The Mycroft software suite has many elements. Adding language support for Mycroft means that each of those elements has to support the new language. This page walks you what has to be done for each of the elements. This is currently a significant undertaking; it is complex and will require some development and Linux system administration knowledge.
- Wake Word: When you Speak ‘Hey Mycroft, do something’, you are invoking a Wake Word. To change your Wake Word to another language, you need to install libraries for that language, and configure your Wake Word so that it has phonemes available in the library.

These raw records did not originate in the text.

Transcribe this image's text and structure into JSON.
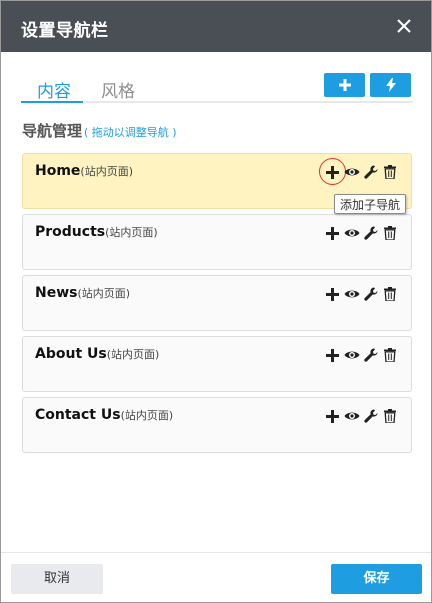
{
  "dialog": {
    "title": "设置导航栏"
  },
  "tabs": [
    {
      "label": "内容",
      "active": true
    },
    {
      "label": "风格",
      "active": false
    }
  ],
  "toolbar": {
    "add_icon": "plus-icon",
    "bolt_icon": "lightning-icon"
  },
  "section": {
    "title": "导航管理",
    "hint": "( 拖动以调整导航 )"
  },
  "nav_items": [
    {
      "label": "Home",
      "type": "(站内页面)",
      "highlighted": true
    },
    {
      "label": "Products",
      "type": "(站内页面)",
      "highlighted": false
    },
    {
      "label": "News",
      "type": "(站内页面)",
      "highlighted": false
    },
    {
      "label": "About Us",
      "type": "(站内页面)",
      "highlighted": false
    },
    {
      "label": "Contact Us",
      "type": "(站内页面)",
      "highlighted": false
    }
  ],
  "item_actions": [
    "plus-icon",
    "eye-icon",
    "wrench-icon",
    "trash-icon"
  ],
  "tooltip": "添加子导航",
  "footer": {
    "cancel_label": "取消",
    "save_label": "保存"
  },
  "colors": {
    "header_bg": "#4a4f56",
    "accent": "#1e9ee0",
    "highlight_row": "#fff3c2",
    "hover_ring": "#e03030"
  }
}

- Speech to Text: Mycroft is designed to be modular, so you can choose which Speech to Text engine you use. You need to find and configure a Speech to Text engine for your language.
- Text to Speech: Again, Mycroft is designed to be modula, so you can choosen which Text to Speech engine you use. You need to find and configure a Text to Speech engine for your language.
- Skills: To support a language, a Skill must have
dialogentries for that language.
See additional documentation for these languages:
To change the Wake Word, you will need to install libraries for PocketSphinx, then ensure that the foreign language dictionary contains phonemes for the Wake Word you want to use.
Speech to text (STT) is the part of Mycroft that translates spoken words into text. That text is then used by intent parsers, and then by Skills.
In order to support a new language, a Speech to Text engine (STT engine) must be available.
STT engines are made available by different vendors, and they each have different licenses and usage restrictions.
NOTE: As of late 2017, Mycroft.AI is working with Mozilla Voice to build an open source STT engine for multiple languages. This development will occur over 2018
- List of languages supported by Google STT
- List of languages supported by IBM Watson Bluemix
- List of languages supported by Wit.AI
NOTE: PocketSphinx is not currently supported on Mycroft
Once you’ve found an STT engine for your language, you will need to configure Mycroft to use it. This is done through the mycroft.conf file.
In order to support a new language, a Text to Speech (TTS) engine must be available.
TTS engines are made available by different vendors, and they each have different licenses and usage restrictions.
Once you’ve found an TTS engine for your language, you will need to configure Mycroft to use it. This is done through the mycroft.conf file.
In order to support a new language, individual Skills must support that language too.
See here for more information on how Skills are structured – Skills have different
dialog for each language they support.
In addition to the above,
mycroft-core also requires localization, in particular to extract dates and numbers.
Some common files for each language are:
parse_LANG.py– this file parses large numbers, extracts dates and times in formats specific to the language, and handles definite articles such as ‘a, an’ etc.
format_LANG.py– this file formats cardinal and ordinal numbers, and helps to handle pronunciation of complex phrases involving decimals and fractions. Depending on the language, this file will also help format days of the week and other complex date and time phrasing.